How not to use Twitter #1: The Labour Party
Martin Robbins recently wrote an astute piece for the New Statesman about the woeful state of how the British Labour Party uses social media (and Twitter in particular). It‘s a great article that provides many specific examples of poorly constructed tweets that comprise terrible text and/or imagery. I highly recommend it to everyone; his concluding statement to Labour — Hire somebody who knows how to use Twitter properly — is thoroughly merited.
Text + image = success?
I’d like to add yet another example of poor tweeting by @UKLabour that I witnessed today. It is not exactly a secret to know that a good image can really increase the engagment of a post on social media. Images that include text can also be a good way of getting past that pesky 140 character limit.

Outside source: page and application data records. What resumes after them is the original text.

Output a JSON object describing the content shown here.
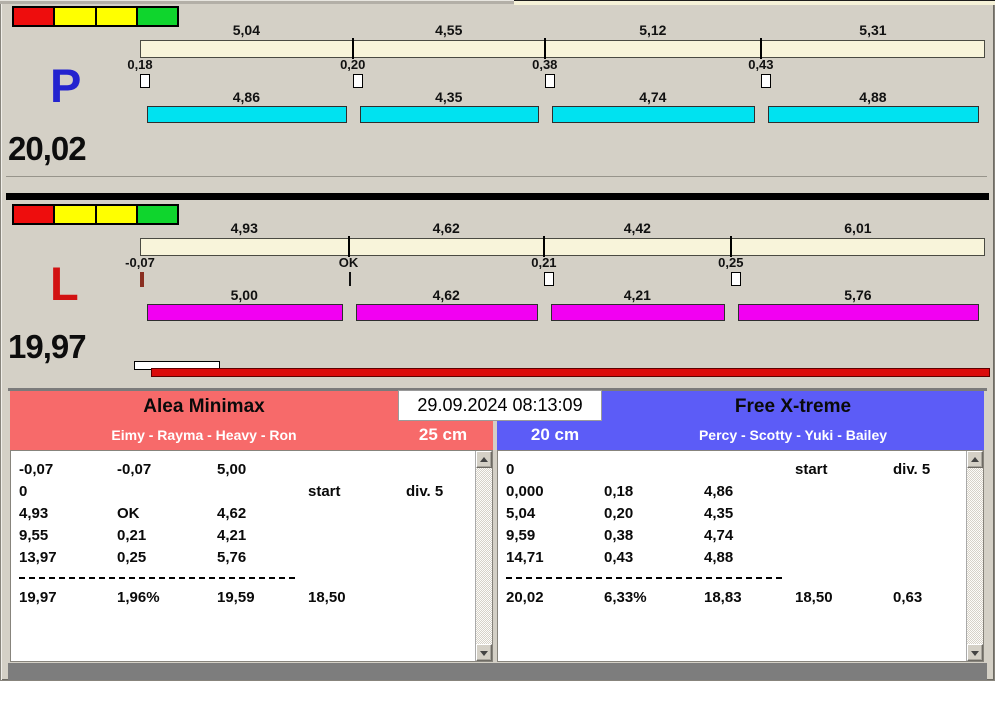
{
  "window": {
    "background": "#d4d0c6"
  },
  "datetime": "29.09.2024 08:13:09",
  "traffic_light": {
    "colors": [
      "#ee0d0d",
      "#ffff00",
      "#ffff00",
      "#0fd52d"
    ]
  },
  "lanes": [
    {
      "letter": "P",
      "letter_color": "#2323cf",
      "total_label": "20,02",
      "total_value": 20.02,
      "split_bar_color": "#f8f4da",
      "run_bar_color": "#00e2f0",
      "splits": [
        {
          "label": "5,04",
          "value": 5.04
        },
        {
          "label": "4,55",
          "value": 4.55
        },
        {
          "label": "5,12",
          "value": 5.12
        },
        {
          "label": "5,31",
          "value": 5.31
        }
      ],
      "gaps": [
        {
          "label": "0,18",
          "marker": "box"
        },
        {
          "label": "0,20",
          "marker": "box"
        },
        {
          "label": "0,38",
          "marker": "box"
        },
        {
          "label": "0,43",
          "marker": "box"
        }
      ],
      "runs": [
        {
          "label": "4,86",
          "value": 4.86
        },
        {
          "label": "4,35",
          "value": 4.35
        },
        {
          "label": "4,74",
          "value": 4.74
        },
        {
          "label": "4,88",
          "value": 4.88
        }
      ]
    },
    {
      "letter": "L",
      "letter_color": "#d21212",
      "total_label": "19,97",
      "total_value": 19.97,
      "split_bar_color": "#f8f4da",
      "run_bar_color": "#f200f2",
      "splits": [
        {
          "label": "4,93",
          "value": 4.93
        },
        {
          "label": "4,62",
          "value": 4.62
        },
        {
          "label": "4,42",
          "value": 4.42
        },
        {
          "label": "6,01",
          "value": 6.01
        }
      ],
      "gaps": [
        {
          "label": "-0,07",
          "marker": "red-tick"
        },
        {
          "label": "OK",
          "marker": "black-tick"
        },
        {
          "label": "0,21",
          "marker": "box"
        },
        {
          "label": "0,25",
          "marker": "box"
        }
      ],
      "runs": [
        {
          "label": "5,00",
          "value": 5.0
        },
        {
          "label": "4,62",
          "value": 4.62
        },
        {
          "label": "4,21",
          "value": 4.21
        },
        {
          "label": "5,76",
          "value": 5.76
        }
      ]
    }
  ],
  "progress": {
    "white_bar_color": "#ffffff",
    "red_bar_color": "#da0b0b"
  },
  "teams": [
    {
      "name": "Alea Minimax",
      "members": "Eimy - Rayma - Heavy - Ron",
      "height": "25 cm",
      "header_color": "#f76a6a",
      "rows": [
        [
          "-0,07",
          "-0,07",
          "5,00",
          "",
          ""
        ],
        [
          "0",
          "",
          "",
          "start",
          "div. 5"
        ],
        [
          "4,93",
          "OK",
          "4,62",
          "",
          ""
        ],
        [
          "9,55",
          "0,21",
          "4,21",
          "",
          ""
        ],
        [
          "13,97",
          "0,25",
          "5,76",
          "",
          ""
        ]
      ],
      "total_row": [
        "19,97",
        "1,96%",
        "19,59",
        "18,50",
        ""
      ]
    },
    {
      "name": "Free X-treme",
      "members": "Percy - Scotty - Yuki - Bailey",
      "height": "20 cm",
      "header_color": "#5c5cf7",
      "rows": [
        [
          "0",
          "",
          "",
          "start",
          "div. 5"
        ],
        [
          "0,000",
          "0,18",
          "4,86",
          "",
          ""
        ],
        [
          "5,04",
          "0,20",
          "4,35",
          "",
          ""
        ],
        [
          "9,59",
          "0,38",
          "4,74",
          "",
          ""
        ],
        [
          "14,71",
          "0,43",
          "4,88",
          "",
          ""
        ]
      ],
      "total_row": [
        "20,02",
        "6,33%",
        "18,83",
        "18,50",
        "0,63"
      ]
    }
  ]
}
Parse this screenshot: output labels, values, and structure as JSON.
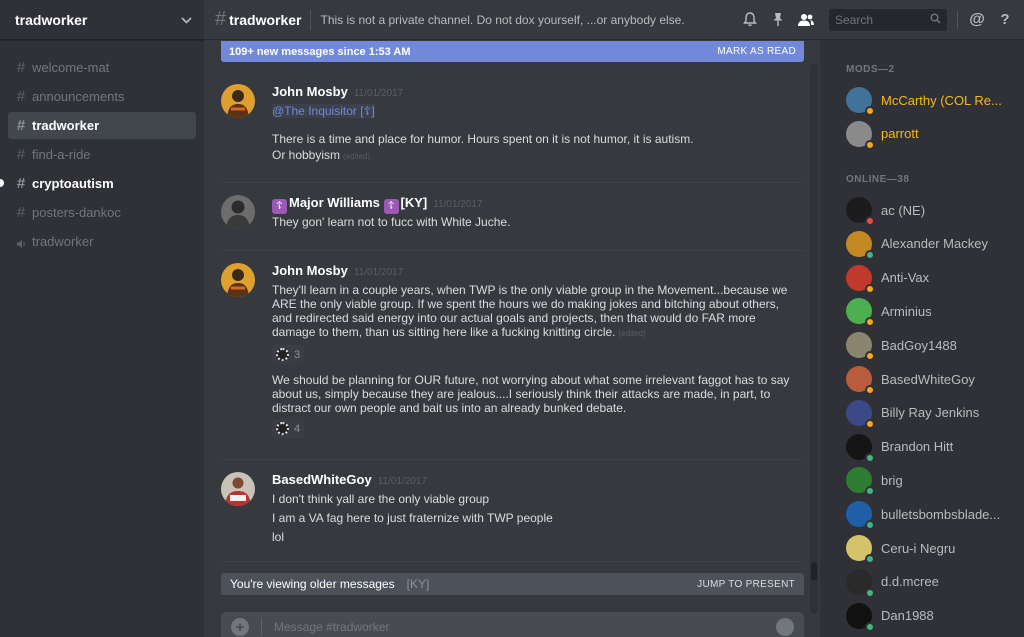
{
  "guild": {
    "name": "tradworker"
  },
  "channels": [
    {
      "name": "welcome-mat",
      "type": "text",
      "state": "normal"
    },
    {
      "name": "announcements",
      "type": "text",
      "state": "normal"
    },
    {
      "name": "tradworker",
      "type": "text",
      "state": "active"
    },
    {
      "name": "find-a-ride",
      "type": "text",
      "state": "normal"
    },
    {
      "name": "cryptoautism",
      "type": "text",
      "state": "unread"
    },
    {
      "name": "posters-dankoc",
      "type": "text",
      "state": "normal"
    },
    {
      "name": "tradworker",
      "type": "voice",
      "state": "normal"
    }
  ],
  "topbar": {
    "channel": "tradworker",
    "topic": "This is not a private channel. Do not dox yourself, ...or anybody else.",
    "search_placeholder": "Search",
    "icons": [
      "bell-icon",
      "pin-icon",
      "members-icon",
      "search-icon",
      "mention-icon",
      "help-icon"
    ]
  },
  "new_messages_bar": {
    "text": "109+ new messages since 1:53 AM",
    "action": "MARK AS READ"
  },
  "messages": [
    {
      "author": "John Mosby",
      "timestamp": "11/01/2017",
      "mention": "@The Inquisitor [☦]",
      "lines": [
        {
          "text": "There is a time and place for humor. Hours spent on it is not humor, it is autism.",
          "edited": false
        },
        {
          "text": "Or hobbyism",
          "edited": true
        }
      ]
    },
    {
      "author_badge": "☦",
      "author": "Major Williams",
      "author_suffix": "[KY]",
      "timestamp": "11/01/2017",
      "lines": [
        {
          "text": "They gon' learn not to fucc with White Juche."
        }
      ]
    },
    {
      "author": "John Mosby",
      "timestamp": "11/01/2017",
      "paragraph1": "They'll learn in a couple years, when TWP is the only viable group in the Movement...because we ARE the only viable group. If we spent the hours we do making jokes and bitching about others, and redirected said energy into our actual goals and projects, then that would do FAR more damage to them, than us sitting here like a fucking knitting circle.",
      "reaction1_count": "3",
      "paragraph2": "We should be planning for OUR future, not worrying about what some irrelevant faggot has to say about us, simply because they are jealous....I seriously think their attacks are made, in part, to distract our own people and bait us into an already bunked debate.",
      "reaction2_count": "4"
    },
    {
      "author": "BasedWhiteGoy",
      "timestamp": "11/01/2017",
      "lines": [
        {
          "text": "I don't think yall are the only viable group"
        },
        {
          "text": "I am a VA fag here to just fraternize with TWP people"
        },
        {
          "text": "lol"
        }
      ]
    }
  ],
  "older_bar": {
    "text": "You're viewing older messages",
    "action": "JUMP TO PRESENT",
    "peek": "[KY]"
  },
  "composer": {
    "placeholder": "Message #tradworker"
  },
  "members": {
    "mods_label": "MODS—2",
    "mods": [
      {
        "name": "McCarthy (COL Re...",
        "status": "idle",
        "avatar": "#41729a"
      },
      {
        "name": "parrott",
        "status": "idle",
        "avatar": "#8a8a8a"
      }
    ],
    "online_label": "ONLINE—38",
    "online": [
      {
        "name": "ac (NE)",
        "status": "dnd",
        "avatar": "#1c1c1c"
      },
      {
        "name": "Alexander Mackey",
        "status": "online",
        "avatar": "#c38a23"
      },
      {
        "name": "Anti-Vax",
        "status": "idle",
        "avatar": "#c0392b"
      },
      {
        "name": "Arminius",
        "status": "idle",
        "avatar": "#4caf50"
      },
      {
        "name": "BadGoy1488",
        "status": "idle",
        "avatar": "#8b8570"
      },
      {
        "name": "BasedWhiteGoy",
        "status": "idle",
        "avatar": "#b85c3c"
      },
      {
        "name": "Billy Ray Jenkins",
        "status": "idle",
        "avatar": "#3b4a86"
      },
      {
        "name": "Brandon Hitt",
        "status": "online",
        "avatar": "#151515"
      },
      {
        "name": "brig",
        "status": "online",
        "avatar": "#2e7d32"
      },
      {
        "name": "bulletsbombsblade...",
        "status": "online",
        "avatar": "#1e5fa8"
      },
      {
        "name": "Ceru-i Negru",
        "status": "online",
        "avatar": "#d4c36a"
      },
      {
        "name": "d.d.mcree",
        "status": "online",
        "avatar": "#2a2a2a"
      },
      {
        "name": "Dan1988",
        "status": "online",
        "avatar": "#111111"
      }
    ]
  },
  "colors": {
    "online": "#43b581",
    "idle": "#faa61a",
    "dnd": "#f04747",
    "accent": "#7289da",
    "mod": "#f5b81d"
  }
}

However, images are not a guaranteed way of making your tweets capture everyone’s attention, especially when the accompanying text from the tweet doesn’t really add anything to what’s in the image.
Let’s look at a series of tweets that appeared on the @UKLabour account today. These tweets were posted as part of a speech by Jeremy Corbyn to the Federation of Small Businesses. Tweet number 1:
The second part of the text from the attached image — to stop giveaways to big corporations, at the expense of small businesses — is reproduced verbatim in the text of the tweet itself. At least both of these passages of text start differently…which is more than can be said of the three tweets that immediately followed:
These tweets remind me of a bad Powerpoint presentation where the speaker is just reading the text off of a slide. The images are adding very little value to the text of the tweets (or should that be that the text of the tweets are adding very little value to the images?).
Using Jeremy Corbyn’s image in every tweet — always looking slightly past your shoulder — also produces a strange effect when you see all four tweets side by side in your timeline:
The effect is of a visual stutter and one might think, at first glance, that someone accidentally sent the same tweet multiple times. Will Jeremy Corbyn’s visage be attached to every policy initiative that the Labour Party announces?
The effect of these tweets is to suggest — and this may well be intentional — that these are all Jeremy’s policies rather than belonging to the wider party.
Labour, Labour, Labour, Labour, Labour
If you include the account name (The Labour Party) and Twitter handle (@UKLabour) then three of the four tweets include the word ‘Labour’ five times which feels a bit excessive.
You could make a case that as these images mostly reproduce text from the associated tweets, that they aren’t really needed at all. An alternative solution would be to omit images from the four tweets but include an additional tweet that has one image that summarises the main points, i.e. something like this:
Do they like it?
At the time of writing these tweets have averaged just over 300 likes each…which is the equivalent of less than 1 in 1,000 of @LabourUK’s followers liking each tweet.